◆ Goal of the exercise
Every record below is to be restated verbatim, though its images are not.

◆ Record extracts
»»

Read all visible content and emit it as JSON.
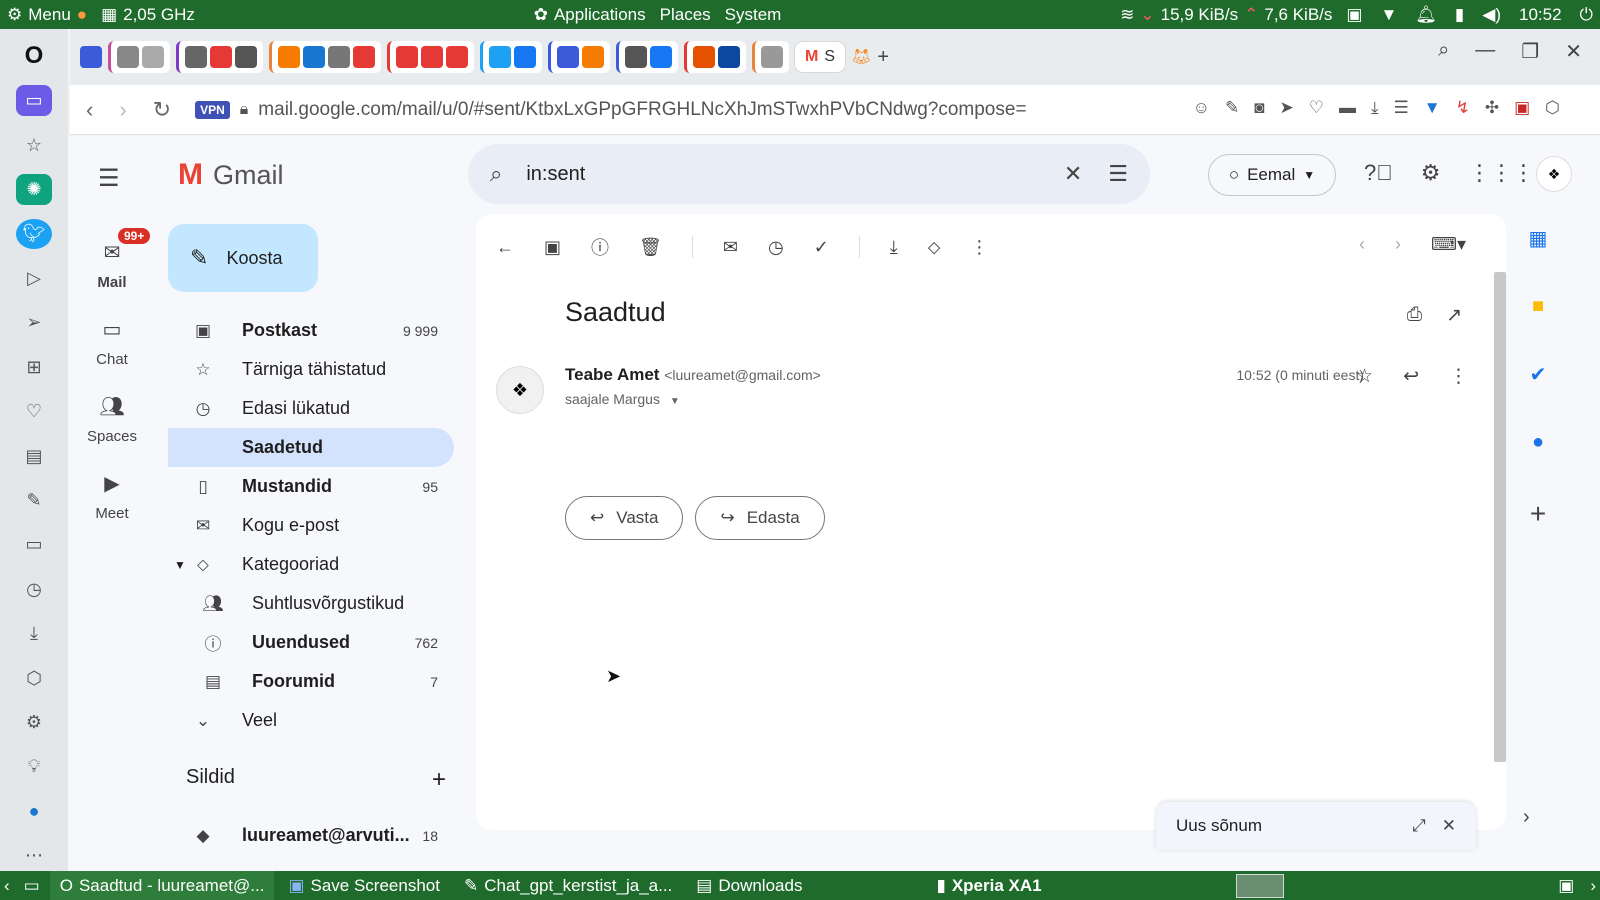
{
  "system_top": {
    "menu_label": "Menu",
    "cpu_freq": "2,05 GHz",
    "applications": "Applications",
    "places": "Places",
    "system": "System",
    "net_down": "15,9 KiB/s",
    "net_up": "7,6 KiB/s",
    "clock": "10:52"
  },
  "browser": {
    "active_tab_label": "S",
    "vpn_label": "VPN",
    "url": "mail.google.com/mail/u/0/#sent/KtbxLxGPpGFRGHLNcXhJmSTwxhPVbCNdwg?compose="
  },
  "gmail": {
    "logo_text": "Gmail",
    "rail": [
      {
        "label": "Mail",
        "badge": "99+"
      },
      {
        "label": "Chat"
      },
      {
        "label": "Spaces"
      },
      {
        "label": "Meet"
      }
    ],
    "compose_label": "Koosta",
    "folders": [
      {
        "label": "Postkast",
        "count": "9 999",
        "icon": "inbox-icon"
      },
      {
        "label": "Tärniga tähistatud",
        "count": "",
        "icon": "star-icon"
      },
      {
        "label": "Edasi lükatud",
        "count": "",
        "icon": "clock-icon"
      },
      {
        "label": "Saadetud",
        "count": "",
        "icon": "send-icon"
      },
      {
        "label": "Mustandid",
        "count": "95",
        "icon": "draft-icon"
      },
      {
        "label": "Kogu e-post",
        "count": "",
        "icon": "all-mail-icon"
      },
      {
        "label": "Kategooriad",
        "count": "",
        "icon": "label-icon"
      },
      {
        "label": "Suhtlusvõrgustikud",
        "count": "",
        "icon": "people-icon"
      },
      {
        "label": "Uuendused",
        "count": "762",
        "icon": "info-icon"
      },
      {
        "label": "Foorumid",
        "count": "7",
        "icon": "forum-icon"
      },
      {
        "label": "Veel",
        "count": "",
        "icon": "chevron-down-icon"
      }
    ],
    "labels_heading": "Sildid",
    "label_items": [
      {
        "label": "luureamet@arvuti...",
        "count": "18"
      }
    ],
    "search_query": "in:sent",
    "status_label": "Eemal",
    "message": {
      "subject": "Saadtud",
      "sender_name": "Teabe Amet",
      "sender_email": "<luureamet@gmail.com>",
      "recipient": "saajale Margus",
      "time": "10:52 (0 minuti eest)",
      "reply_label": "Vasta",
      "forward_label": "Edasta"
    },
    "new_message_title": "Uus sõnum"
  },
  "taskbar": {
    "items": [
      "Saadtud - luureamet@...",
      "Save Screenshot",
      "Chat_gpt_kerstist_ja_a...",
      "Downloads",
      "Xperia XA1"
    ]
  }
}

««

◆ Reply to the exercise
Read all visible content and emit it as JSON.
{
  "system_top": {
    "menu_label": "Menu",
    "cpu_freq": "2,05 GHz",
    "applications": "Applications",
    "places": "Places",
    "system": "System",
    "net_down": "15,9 KiB/s",
    "net_up": "7,6 KiB/s",
    "clock": "10:52"
  },
  "browser": {
    "active_tab_label": "S",
    "vpn_label": "VPN",
    "url": "mail.google.com/mail/u/0/#sent/KtbxLxGPpGFRGHLNcXhJmSTwxhPVbCNdwg?compose="
  },
  "gmail": {
    "logo_text": "Gmail",
    "rail": [
      {
        "label": "Mail",
        "badge": "99+"
      },
      {
        "label": "Chat"
      },
      {
        "label": "Spaces"
      },
      {
        "label": "Meet"
      }
    ],
    "compose_label": "Koosta",
    "folders": [
      {
        "label": "Postkast",
        "count": "9 999",
        "icon": "inbox-icon"
      },
      {
        "label": "Tärniga tähistatud",
        "count": "",
        "icon": "star-icon"
      },
      {
        "label": "Edasi lükatud",
        "count": "",
        "icon": "clock-icon"
      },
      {
        "label": "Saadetud",
        "count": "",
        "icon": "send-icon"
      },
      {
        "label": "Mustandid",
        "count": "95",
        "icon": "draft-icon"
      },
      {
        "label": "Kogu e-post",
        "count": "",
        "icon": "all-mail-icon"
      },
      {
        "label": "Kategooriad",
        "count": "",
        "icon": "label-icon"
      },
      {
        "label": "Suhtlusvõrgustikud",
        "count": "",
        "icon": "people-icon"
      },
      {
        "label": "Uuendused",
        "count": "762",
        "icon": "info-icon"
      },
      {
        "label": "Foorumid",
        "count": "7",
        "icon": "forum-icon"
      },
      {
        "label": "Veel",
        "count": "",
        "icon": "chevron-down-icon"
      }
    ],
    "labels_heading": "Sildid",
    "label_items": [
      {
        "label": "luureamet@arvuti...",
        "count": "18"
      }
    ],
    "search_query": "in:sent",
    "status_label": "Eemal",
    "message": {
      "subject": "Saadtud",
      "sender_name": "Teabe Amet",
      "sender_email": "<luureamet@gmail.com>",
      "recipient": "saajale Margus",
      "time": "10:52 (0 minuti eest)",
      "reply_label": "Vasta",
      "forward_label": "Edasta"
    },
    "new_message_title": "Uus sõnum"
  },
  "taskbar": {
    "items": [
      "Saadtud - luureamet@...",
      "Save Screenshot",
      "Chat_gpt_kerstist_ja_a...",
      "Downloads",
      "Xperia XA1"
    ]
  }
}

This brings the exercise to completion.